the last month and a half. The second paragraph is intended to both explain
the Times' late arrival tied to the non-importance of the shocking facts
- Purdum begins: "The disclosure of British government
memorandums portraying the Bush administration as bent on war with Iraq
by the summer of 2002, and insufficiently prepared for post-invasion problems,
has caused a political stir on both sides of the Atlantic, in part because
opponents of President Bush and Prime Minister Tony Blair see the documents
as proof that both men misled their countries into war." Got that?
In large part, it is only "opponents" of Bush that arrive at

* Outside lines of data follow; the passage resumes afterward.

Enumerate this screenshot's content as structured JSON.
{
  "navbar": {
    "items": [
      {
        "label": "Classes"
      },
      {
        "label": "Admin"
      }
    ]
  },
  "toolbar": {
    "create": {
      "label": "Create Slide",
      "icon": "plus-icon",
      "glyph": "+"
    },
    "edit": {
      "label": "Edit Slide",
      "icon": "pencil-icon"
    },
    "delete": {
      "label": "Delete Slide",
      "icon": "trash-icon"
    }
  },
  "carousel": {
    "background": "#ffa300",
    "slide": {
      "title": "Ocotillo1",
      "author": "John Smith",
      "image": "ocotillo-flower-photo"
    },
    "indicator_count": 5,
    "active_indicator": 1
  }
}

such horrific conclusions. This explains why the Times didn't jump on
the story the way the unprofessional Internet did.
- So now after capsuling the facts so brilliantly, albeit

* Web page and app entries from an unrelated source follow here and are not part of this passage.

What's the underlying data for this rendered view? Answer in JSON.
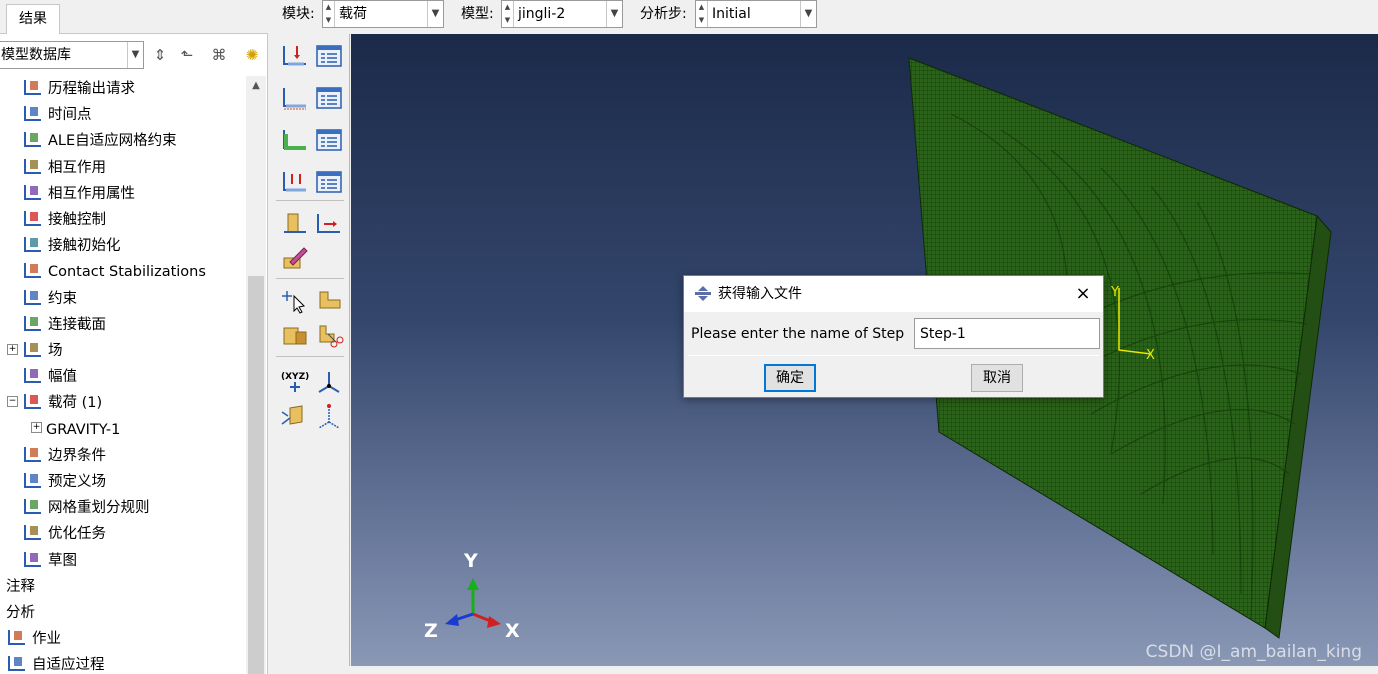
{
  "left_panel": {
    "tab": "结果",
    "db_select": "模型数据库",
    "tree": [
      {
        "label": "历程输出请求",
        "icon": "history-output-icon",
        "indent": 1
      },
      {
        "label": "时间点",
        "icon": "time-points-icon",
        "indent": 1
      },
      {
        "label": "ALE自适应网格约束",
        "icon": "ale-constraint-icon",
        "indent": 1
      },
      {
        "label": "相互作用",
        "icon": "interaction-icon",
        "indent": 1
      },
      {
        "label": "相互作用属性",
        "icon": "interaction-property-icon",
        "indent": 1
      },
      {
        "label": "接触控制",
        "icon": "contact-control-icon",
        "indent": 1
      },
      {
        "label": "接触初始化",
        "icon": "contact-init-icon",
        "indent": 1
      },
      {
        "label": "Contact Stabilizations",
        "icon": "contact-stabilization-icon",
        "indent": 1
      },
      {
        "label": "约束",
        "icon": "constraint-icon",
        "indent": 1
      },
      {
        "label": "连接截面",
        "icon": "connector-section-icon",
        "indent": 1
      },
      {
        "label": "场",
        "icon": "field-icon",
        "indent": 1,
        "expander": "+"
      },
      {
        "label": "幅值",
        "icon": "amplitude-icon",
        "indent": 1
      },
      {
        "label": "载荷 (1)",
        "icon": "load-icon",
        "indent": 1,
        "expander": "-"
      },
      {
        "label": "GRAVITY-1",
        "icon": "",
        "indent": 2,
        "expander": "+"
      },
      {
        "label": "边界条件",
        "icon": "boundary-condition-icon",
        "indent": 1
      },
      {
        "label": "预定义场",
        "icon": "predefined-field-icon",
        "indent": 1
      },
      {
        "label": "网格重划分规则",
        "icon": "remesh-rule-icon",
        "indent": 1
      },
      {
        "label": "优化任务",
        "icon": "optimization-icon",
        "indent": 1
      },
      {
        "label": "草图",
        "icon": "sketch-icon",
        "indent": 1
      },
      {
        "label": "注释",
        "icon": "",
        "indent": 0
      },
      {
        "label": "分析",
        "icon": "",
        "indent": 0
      },
      {
        "label": "作业",
        "icon": "job-icon",
        "indent": 0
      },
      {
        "label": "自适应过程",
        "icon": "adaptivity-icon",
        "indent": 0
      }
    ]
  },
  "top_bar": {
    "module_label": "模块:",
    "module_value": "载荷",
    "model_label": "模型:",
    "model_value": "jingli-2",
    "step_label": "分析步:",
    "step_value": "Initial"
  },
  "viewport": {
    "triad_y": "Y",
    "triad_x": "X",
    "triad_z": "Z",
    "local_y": "Y",
    "local_x": "X",
    "watermark": "CSDN @I_am_bailan_king"
  },
  "dialog": {
    "title": "获得输入文件",
    "close": "×",
    "prompt": "Please enter the name of Step",
    "input_value": "Step-1",
    "ok": "确定",
    "cancel": "取消"
  },
  "colors": {
    "mesh_green": "#2a6418",
    "mesh_line": "#123a0a",
    "viewport_top": "#1b2a49",
    "viewport_bottom": "#8a98b6",
    "ok_border": "#0078d7"
  }
}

justifying its late entry, the Times then uses the most powerful three-letter
word in "journalism": "But." Here's the disclaimer
in the second paragraph: "But the documents are not quite so shocking."
See fools - why all the fuss? "Three years ago, the near-unanimous
conventional wisdom in Washington held that Mr. Bush was determined to
topple Saddam Hussein by any means necessary. Plenty of people - chief
among them Colin L. Powell, then secretary of state - were also warning
in public and private that the Pentagon was ill prepared for prolonged
- Why these observations? What is being offered as proof
of irrelevance by the Times is mere insider opinion ["everybody already
knew all this"] and that the Pentagon was "ill prepared."
What do the warnings of Colin Powell and the Pentagon's ill preparedness
have to do with the Downing Street Memo? The issue here is not only that
of planning a war for no other reason than Bush's private desire to topple
Saddam, but that there was never any intention to find evidence on his
part to tie this to 9-11! And remember the revelations of Paul O'Neill
and Richard Clark, which couldn't be substantiated because of a lack of
evidence and corroboration.
- Considering the Memo in the context of O'Neill, Clark,
and now Reynolds, wouldn't it serve to effectively reinforce growing suspicions
resultant of the mounting evidence that the Bush regime was extremely complicit
in 9-11 in order to capitalize on America's anger? Isn't it obvious that
evidence of Saddam's link to 9-11 was manufactured? Can the Times and
Purdum make these connections? Obviously not!
- And now, The New York Times' complete vindication of
both themselves and the Bush regime in pleading their case to America:
"The so-called Downing Street memo, a summary of a prime minister's
meeting on July 23, 2002, does not put forward specific proof that Mr.
Bush had taken any particular action, only a general sense that 'it seemed
clear that Bush had made up his mind to take military action, even if the
timing was not yet decided.' It describes the impression of Britain's
chief of the Secret Intelligence Service, that 'the intelligence and facts
were being fixed around the policy,' but does not elaborate."
- So there you have it! The Times accepts the fiction
of Walter Duranty and Josef Stalin, and the Pulitzer Prize that was presented
for that deadly fiction, accepts and then tries to protect the fiction
writing of Jayson Blair costing it their two top executives, but won't
simply pass along to the American people information possibly incriminating
the worst, most despotic, secret criminal regime to ever occupy the White
House, and all because there was no proof. What a hoot!
- Ted Lang is a political analyst and freelance writer.
- c. 2005 Ted Lang - All Rights Reserved